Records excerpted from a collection
______________________________
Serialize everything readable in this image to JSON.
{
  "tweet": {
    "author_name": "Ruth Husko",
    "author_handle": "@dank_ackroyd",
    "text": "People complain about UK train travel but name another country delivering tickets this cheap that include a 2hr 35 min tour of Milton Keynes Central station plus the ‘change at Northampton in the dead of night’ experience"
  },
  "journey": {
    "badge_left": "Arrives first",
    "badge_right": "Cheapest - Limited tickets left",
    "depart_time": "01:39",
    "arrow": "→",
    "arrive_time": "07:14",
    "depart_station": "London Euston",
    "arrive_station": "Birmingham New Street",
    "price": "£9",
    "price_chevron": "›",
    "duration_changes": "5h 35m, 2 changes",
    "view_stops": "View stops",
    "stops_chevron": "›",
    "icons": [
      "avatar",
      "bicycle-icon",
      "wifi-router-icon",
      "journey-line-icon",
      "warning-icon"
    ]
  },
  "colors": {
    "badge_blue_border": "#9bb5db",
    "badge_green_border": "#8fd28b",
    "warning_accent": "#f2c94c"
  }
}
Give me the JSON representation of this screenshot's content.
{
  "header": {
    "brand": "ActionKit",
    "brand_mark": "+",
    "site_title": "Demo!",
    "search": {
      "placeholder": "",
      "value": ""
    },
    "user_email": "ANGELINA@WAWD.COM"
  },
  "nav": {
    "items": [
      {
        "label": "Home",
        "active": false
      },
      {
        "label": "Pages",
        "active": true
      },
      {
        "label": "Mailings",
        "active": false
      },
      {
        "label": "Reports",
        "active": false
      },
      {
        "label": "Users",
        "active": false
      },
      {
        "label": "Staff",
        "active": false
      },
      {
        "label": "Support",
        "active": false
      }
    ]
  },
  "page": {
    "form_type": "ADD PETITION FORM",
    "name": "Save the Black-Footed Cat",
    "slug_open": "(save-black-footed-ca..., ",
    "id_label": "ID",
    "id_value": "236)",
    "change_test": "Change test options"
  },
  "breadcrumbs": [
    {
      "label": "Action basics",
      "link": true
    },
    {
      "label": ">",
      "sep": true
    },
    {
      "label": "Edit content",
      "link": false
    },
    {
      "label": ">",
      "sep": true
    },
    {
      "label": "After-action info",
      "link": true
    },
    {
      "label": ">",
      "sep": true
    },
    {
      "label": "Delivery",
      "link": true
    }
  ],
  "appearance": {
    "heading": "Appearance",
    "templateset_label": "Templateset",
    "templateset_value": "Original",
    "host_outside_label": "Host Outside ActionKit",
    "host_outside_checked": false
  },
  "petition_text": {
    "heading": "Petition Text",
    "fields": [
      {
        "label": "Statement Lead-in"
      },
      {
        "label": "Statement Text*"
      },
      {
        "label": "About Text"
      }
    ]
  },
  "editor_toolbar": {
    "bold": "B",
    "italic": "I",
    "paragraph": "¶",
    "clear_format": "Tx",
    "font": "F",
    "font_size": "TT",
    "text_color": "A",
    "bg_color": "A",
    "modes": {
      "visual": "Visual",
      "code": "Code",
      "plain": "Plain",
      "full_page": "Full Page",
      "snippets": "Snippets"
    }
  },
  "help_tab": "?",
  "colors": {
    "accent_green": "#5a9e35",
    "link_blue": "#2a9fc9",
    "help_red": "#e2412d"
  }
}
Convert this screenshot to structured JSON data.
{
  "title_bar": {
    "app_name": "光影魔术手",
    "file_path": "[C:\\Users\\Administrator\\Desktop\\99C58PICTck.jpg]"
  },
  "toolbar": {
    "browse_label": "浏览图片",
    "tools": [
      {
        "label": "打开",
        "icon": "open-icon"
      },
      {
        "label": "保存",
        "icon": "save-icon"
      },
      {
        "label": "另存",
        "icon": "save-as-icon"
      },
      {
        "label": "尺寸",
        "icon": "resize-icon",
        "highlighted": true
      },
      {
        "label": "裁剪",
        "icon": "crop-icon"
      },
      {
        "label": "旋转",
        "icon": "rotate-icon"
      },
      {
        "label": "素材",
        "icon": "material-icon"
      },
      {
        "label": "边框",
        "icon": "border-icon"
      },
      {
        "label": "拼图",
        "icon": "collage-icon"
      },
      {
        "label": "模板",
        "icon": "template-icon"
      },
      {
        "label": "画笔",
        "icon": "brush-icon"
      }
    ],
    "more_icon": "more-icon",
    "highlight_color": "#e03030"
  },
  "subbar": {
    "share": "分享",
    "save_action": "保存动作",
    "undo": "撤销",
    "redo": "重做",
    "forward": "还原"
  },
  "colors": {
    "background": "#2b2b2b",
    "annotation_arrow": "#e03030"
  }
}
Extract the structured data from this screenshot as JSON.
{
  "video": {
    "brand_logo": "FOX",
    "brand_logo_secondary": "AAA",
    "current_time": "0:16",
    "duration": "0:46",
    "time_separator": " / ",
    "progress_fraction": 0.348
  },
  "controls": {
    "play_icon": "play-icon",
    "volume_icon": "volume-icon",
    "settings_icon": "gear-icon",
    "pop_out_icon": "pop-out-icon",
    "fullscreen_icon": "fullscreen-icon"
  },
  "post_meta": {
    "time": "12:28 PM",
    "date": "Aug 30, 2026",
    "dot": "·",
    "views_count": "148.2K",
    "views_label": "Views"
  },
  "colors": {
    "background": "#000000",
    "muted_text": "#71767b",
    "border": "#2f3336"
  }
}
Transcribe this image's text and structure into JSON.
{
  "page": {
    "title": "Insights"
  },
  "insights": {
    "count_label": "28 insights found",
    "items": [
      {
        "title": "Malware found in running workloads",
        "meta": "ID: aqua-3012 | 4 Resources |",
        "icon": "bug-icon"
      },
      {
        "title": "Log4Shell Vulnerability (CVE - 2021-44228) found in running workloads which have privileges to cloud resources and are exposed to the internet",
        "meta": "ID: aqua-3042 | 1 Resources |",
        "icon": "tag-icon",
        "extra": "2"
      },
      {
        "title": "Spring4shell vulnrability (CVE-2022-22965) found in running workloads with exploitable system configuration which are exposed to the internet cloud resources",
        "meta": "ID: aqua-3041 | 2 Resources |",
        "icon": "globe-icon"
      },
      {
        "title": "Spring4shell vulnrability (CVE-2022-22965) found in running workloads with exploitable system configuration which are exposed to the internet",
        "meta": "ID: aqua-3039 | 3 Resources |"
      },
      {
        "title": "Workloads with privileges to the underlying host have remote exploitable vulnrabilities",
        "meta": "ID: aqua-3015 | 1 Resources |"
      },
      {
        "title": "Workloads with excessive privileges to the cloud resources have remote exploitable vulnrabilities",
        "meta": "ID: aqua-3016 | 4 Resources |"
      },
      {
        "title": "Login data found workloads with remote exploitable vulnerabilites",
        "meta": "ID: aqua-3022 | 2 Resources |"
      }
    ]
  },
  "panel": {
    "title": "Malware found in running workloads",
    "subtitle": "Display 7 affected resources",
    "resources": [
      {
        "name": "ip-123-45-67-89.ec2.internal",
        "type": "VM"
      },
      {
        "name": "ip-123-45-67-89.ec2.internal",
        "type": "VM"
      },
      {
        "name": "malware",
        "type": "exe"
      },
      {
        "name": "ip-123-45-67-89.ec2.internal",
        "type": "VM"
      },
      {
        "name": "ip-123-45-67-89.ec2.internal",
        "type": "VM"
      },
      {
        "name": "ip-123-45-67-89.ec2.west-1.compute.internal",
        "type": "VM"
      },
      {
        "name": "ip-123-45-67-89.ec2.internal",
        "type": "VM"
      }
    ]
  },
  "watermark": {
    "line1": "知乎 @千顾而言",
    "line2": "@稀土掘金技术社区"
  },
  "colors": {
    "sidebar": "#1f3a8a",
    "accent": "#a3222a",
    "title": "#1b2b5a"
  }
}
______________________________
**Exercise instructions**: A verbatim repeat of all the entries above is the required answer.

**Output of the task**:
Serialize everything readable in this image to JSON.
{
  "tweet": {
    "author_name": "Ruth Husko",
    "author_handle": "@dank_ackroyd",
    "text": "People complain about UK train travel but name another country delivering tickets this cheap that include a 2hr 35 min tour of Milton Keynes Central station plus the ‘change at Northampton in the dead of night’ experience"
  },
  "journey": {
    "badge_left": "Arrives first",
    "badge_right": "Cheapest - Limited tickets left",
    "depart_time": "01:39",
    "arrow": "→",
    "arrive_time": "07:14",
    "depart_station": "London Euston",
    "arrive_station": "Birmingham New Street",
    "price": "£9",
    "price_chevron": "›",
    "duration_changes": "5h 35m, 2 changes",
    "view_stops": "View stops",
    "stops_chevron": "›",
    "icons": [
      "avatar",
      "bicycle-icon",
      "wifi-router-icon",
      "journey-line-icon",
      "warning-icon"
    ]
  },
  "colors": {
    "badge_blue_border": "#9bb5db",
    "badge_green_border": "#8fd28b",
    "warning_accent": "#f2c94c"
  }
}
Give me the JSON representation of this screenshot's content.
{
  "header": {
    "brand": "ActionKit",
    "brand_mark": "+",
    "site_title": "Demo!",
    "search": {
      "placeholder": "",
      "value": ""
    },
    "user_email": "ANGELINA@WAWD.COM"
  },
  "nav": {
    "items": [
      {
        "label": "Home",
        "active": false
      },
      {
        "label": "Pages",
        "active": true
      },
      {
        "label": "Mailings",
        "active": false
      },
      {
        "label": "Reports",
        "active": false
      },
      {
        "label": "Users",
        "active": false
      },
      {
        "label": "Staff",
        "active": false
      },
      {
        "label": "Support",
        "active": false
      }
    ]
  },
  "page": {
    "form_type": "ADD PETITION FORM",
    "name": "Save the Black-Footed Cat",
    "slug_open": "(save-black-footed-ca..., ",
    "id_label": "ID",
    "id_value": "236)",
    "change_test": "Change test options"
  },
  "breadcrumbs": [
    {
      "label": "Action basics",
      "link": true
    },
    {
      "label": ">",
      "sep": true
    },
    {
      "label": "Edit content",
      "link": false
    },
    {
      "label": ">",
      "sep": true
    },
    {
      "label": "After-action info",
      "link": true
    },
    {
      "label": ">",
      "sep": true
    },
    {
      "label": "Delivery",
      "link": true
    }
  ],
  "appearance": {
    "heading": "Appearance",
    "templateset_label": "Templateset",
    "templateset_value": "Original",
    "host_outside_label": "Host Outside ActionKit",
    "host_outside_checked": false
  },
  "petition_text": {
    "heading": "Petition Text",
    "fields": [
      {
        "label": "Statement Lead-in"
      },
      {
        "label": "Statement Text*"
      },
      {
        "label": "About Text"
      }
    ]
  },
  "editor_toolbar": {
    "bold": "B",
    "italic": "I",
    "paragraph": "¶",
    "clear_format": "Tx",
    "font": "F",
    "font_size": "TT",
    "text_color": "A",
    "bg_color": "A",
    "modes": {
      "visual": "Visual",
      "code": "Code",
      "plain": "Plain",
      "full_page": "Full Page",
      "snippets": "Snippets"
    }
  },
  "help_tab": "?",
  "colors": {
    "accent_green": "#5a9e35",
    "link_blue": "#2a9fc9",
    "help_red": "#e2412d"
  }
}
Convert this screenshot to structured JSON data.
{
  "title_bar": {
    "app_name": "光影魔术手",
    "file_path": "[C:\\Users\\Administrator\\Desktop\\99C58PICTck.jpg]"
  },
  "toolbar": {
    "browse_label": "浏览图片",
    "tools": [
      {
        "label": "打开",
        "icon": "open-icon"
      },
      {
        "label": "保存",
        "icon": "save-icon"
      },
      {
        "label": "另存",
        "icon": "save-as-icon"
      },
      {
        "label": "尺寸",
        "icon": "resize-icon",
        "highlighted": true
      },
      {
        "label": "裁剪",
        "icon": "crop-icon"
      },
      {
        "label": "旋转",
        "icon": "rotate-icon"
      },
      {
        "label": "素材",
        "icon": "material-icon"
      },
      {
        "label": "边框",
        "icon": "border-icon"
      },
      {
        "label": "拼图",
        "icon": "collage-icon"
      },
      {
        "label": "模板",
        "icon": "template-icon"
      },
      {
        "label": "画笔",
        "icon": "brush-icon"
      }
    ],
    "more_icon": "more-icon",
    "highlight_color": "#e03030"
  },
  "subbar": {
    "share": "分享",
    "save_action": "保存动作",
    "undo": "撤销",
    "redo": "重做",
    "forward": "还原"
  },
  "colors": {
    "background": "#2b2b2b",
    "annotation_arrow": "#e03030"
  }
}
Extract the structured data from this screenshot as JSON.
{
  "video": {
    "brand_logo": "FOX",
    "brand_logo_secondary": "AAA",
    "current_time": "0:16",
    "duration": "0:46",
    "time_separator": " / ",
    "progress_fraction": 0.348
  },
  "controls": {
    "play_icon": "play-icon",
    "volume_icon": "volume-icon",
    "settings_icon": "gear-icon",
    "pop_out_icon": "pop-out-icon",
    "fullscreen_icon": "fullscreen-icon"
  },
  "post_meta": {
    "time": "12:28 PM",
    "date": "Aug 30, 2026",
    "dot": "·",
    "views_count": "148.2K",
    "views_label": "Views"
  },
  "colors": {
    "background": "#000000",
    "muted_text": "#71767b",
    "border": "#2f3336"
  }
}
Transcribe this image's text and structure into JSON.
{
  "page": {
    "title": "Insights"
  },
  "insights": {
    "count_label": "28 insights found",
    "items": [
      {
        "title": "Malware found in running workloads",
        "meta": "ID: aqua-3012 | 4 Resources |",
        "icon": "bug-icon"
      },
      {
        "title": "Log4Shell Vulnerability (CVE - 2021-44228) found in running workloads which have privileges to cloud resources and are exposed to the internet",
        "meta": "ID: aqua-3042 | 1 Resources |",
        "icon": "tag-icon",
        "extra": "2"
      },
      {
        "title": "Spring4shell vulnrability (CVE-2022-22965) found in running workloads with exploitable system configuration which are exposed to the internet cloud resources",
        "meta": "ID: aqua-3041 | 2 Resources |",
        "icon": "globe-icon"
      },
      {
        "title": "Spring4shell vulnrability (CVE-2022-22965) found in running workloads with exploitable system configuration which are exposed to the internet",
        "meta": "ID: aqua-3039 | 3 Resources |"
      },
      {
        "title": "Workloads with privileges to the underlying host have remote exploitable vulnrabilities",
        "meta": "ID: aqua-3015 | 1 Resources |"
      },
      {
        "title": "Workloads with excessive privileges to the cloud resources have remote exploitable vulnrabilities",
        "meta": "ID: aqua-3016 | 4 Resources |"
      },
      {
        "title": "Login data found workloads with remote exploitable vulnerabilites",
        "meta": "ID: aqua-3022 | 2 Resources |"
      }
    ]
  },
  "panel": {
    "title": "Malware found in running workloads",
    "subtitle": "Display 7 affected resources",
    "resources": [
      {
        "name": "ip-123-45-67-89.ec2.internal",
        "type": "VM"
      },
      {
        "name": "ip-123-45-67-89.ec2.internal",
        "type": "VM"
      },
      {
        "name": "malware",
        "type": "exe"
      },
      {
        "name": "ip-123-45-67-89.ec2.internal",
        "type": "VM"
      },
      {
        "name": "ip-123-45-67-89.ec2.internal",
        "type": "VM"
      },
      {
        "name": "ip-123-45-67-89.ec2.west-1.compute.internal",
        "type": "VM"
      },
      {
        "name": "ip-123-45-67-89.ec2.internal",
        "type": "VM"
      }
    ]
  },
  "watermark": {
    "line1": "知乎 @千顾而言",
    "line2": "@稀土掘金技术社区"
  },
  "colors": {
    "sidebar": "#1f3a8a",
    "accent": "#a3222a",
    "title": "#1b2b5a"
  }
}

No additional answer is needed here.